Your goal
Each line in the entries below that holds the word "Sistemi" belongs in the answer.

(Records provided)

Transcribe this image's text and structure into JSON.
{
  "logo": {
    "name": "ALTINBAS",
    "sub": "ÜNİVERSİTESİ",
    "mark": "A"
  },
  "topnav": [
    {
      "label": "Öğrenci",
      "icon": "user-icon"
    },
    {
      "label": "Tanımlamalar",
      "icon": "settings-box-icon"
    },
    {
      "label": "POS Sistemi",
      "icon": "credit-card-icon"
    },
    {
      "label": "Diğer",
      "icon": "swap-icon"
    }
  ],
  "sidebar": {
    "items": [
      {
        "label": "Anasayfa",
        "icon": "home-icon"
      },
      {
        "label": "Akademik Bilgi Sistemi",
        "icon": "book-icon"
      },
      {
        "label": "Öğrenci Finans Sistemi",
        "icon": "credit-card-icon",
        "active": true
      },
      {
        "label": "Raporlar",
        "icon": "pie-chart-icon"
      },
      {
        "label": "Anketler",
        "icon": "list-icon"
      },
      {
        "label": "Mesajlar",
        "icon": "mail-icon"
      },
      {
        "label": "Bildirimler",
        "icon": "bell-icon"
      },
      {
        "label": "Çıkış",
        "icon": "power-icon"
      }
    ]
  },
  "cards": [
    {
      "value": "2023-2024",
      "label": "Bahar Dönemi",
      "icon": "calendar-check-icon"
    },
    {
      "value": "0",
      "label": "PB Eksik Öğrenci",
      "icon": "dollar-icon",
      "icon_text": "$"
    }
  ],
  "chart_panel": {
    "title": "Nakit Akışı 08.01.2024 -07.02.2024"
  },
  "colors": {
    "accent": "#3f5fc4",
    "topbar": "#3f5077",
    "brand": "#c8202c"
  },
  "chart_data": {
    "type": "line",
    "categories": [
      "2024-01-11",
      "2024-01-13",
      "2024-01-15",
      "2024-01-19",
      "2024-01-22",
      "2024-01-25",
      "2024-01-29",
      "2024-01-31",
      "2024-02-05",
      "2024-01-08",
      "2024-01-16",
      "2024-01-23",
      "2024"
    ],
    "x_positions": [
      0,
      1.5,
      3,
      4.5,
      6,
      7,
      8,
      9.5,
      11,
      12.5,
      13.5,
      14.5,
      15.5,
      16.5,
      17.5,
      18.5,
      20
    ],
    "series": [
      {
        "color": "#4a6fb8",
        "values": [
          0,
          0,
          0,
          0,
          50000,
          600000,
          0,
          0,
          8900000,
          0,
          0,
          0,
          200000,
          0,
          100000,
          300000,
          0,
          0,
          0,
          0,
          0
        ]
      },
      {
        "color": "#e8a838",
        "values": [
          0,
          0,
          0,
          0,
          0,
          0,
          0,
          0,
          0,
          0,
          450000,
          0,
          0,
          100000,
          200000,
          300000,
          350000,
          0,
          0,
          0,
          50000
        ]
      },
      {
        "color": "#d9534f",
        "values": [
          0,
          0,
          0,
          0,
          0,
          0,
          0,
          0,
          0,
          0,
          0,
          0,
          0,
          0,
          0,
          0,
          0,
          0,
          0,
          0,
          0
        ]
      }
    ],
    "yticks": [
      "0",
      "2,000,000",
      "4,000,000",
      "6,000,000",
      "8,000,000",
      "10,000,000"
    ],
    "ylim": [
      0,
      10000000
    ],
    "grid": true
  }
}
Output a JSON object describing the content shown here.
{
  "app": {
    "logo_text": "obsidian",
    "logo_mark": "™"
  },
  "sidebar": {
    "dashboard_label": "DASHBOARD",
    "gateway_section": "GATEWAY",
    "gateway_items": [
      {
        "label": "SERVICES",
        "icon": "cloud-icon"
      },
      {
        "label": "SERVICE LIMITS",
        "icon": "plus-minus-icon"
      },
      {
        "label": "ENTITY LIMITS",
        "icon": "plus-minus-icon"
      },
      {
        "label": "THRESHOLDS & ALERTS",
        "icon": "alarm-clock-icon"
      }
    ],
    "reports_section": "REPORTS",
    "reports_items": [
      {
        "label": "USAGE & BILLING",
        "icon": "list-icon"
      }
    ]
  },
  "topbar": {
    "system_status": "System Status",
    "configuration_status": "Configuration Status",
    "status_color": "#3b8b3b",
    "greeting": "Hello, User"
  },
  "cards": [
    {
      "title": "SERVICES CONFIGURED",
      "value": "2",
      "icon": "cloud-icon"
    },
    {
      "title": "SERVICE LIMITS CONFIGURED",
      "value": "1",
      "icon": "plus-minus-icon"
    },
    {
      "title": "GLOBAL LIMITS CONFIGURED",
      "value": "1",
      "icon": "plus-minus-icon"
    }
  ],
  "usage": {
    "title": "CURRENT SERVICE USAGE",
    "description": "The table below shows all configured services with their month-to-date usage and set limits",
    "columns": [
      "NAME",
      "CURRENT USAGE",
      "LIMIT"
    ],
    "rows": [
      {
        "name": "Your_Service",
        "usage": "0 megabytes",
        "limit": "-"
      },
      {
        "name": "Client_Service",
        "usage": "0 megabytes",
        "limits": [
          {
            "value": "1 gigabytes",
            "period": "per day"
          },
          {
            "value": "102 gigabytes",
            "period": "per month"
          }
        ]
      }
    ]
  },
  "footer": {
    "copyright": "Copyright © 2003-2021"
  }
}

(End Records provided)

Answer section
      "label": "POS Sistemi",
        "label": "Akademik Bilgi Sistemi",
        "label": "Öğrenci Finans Sistemi",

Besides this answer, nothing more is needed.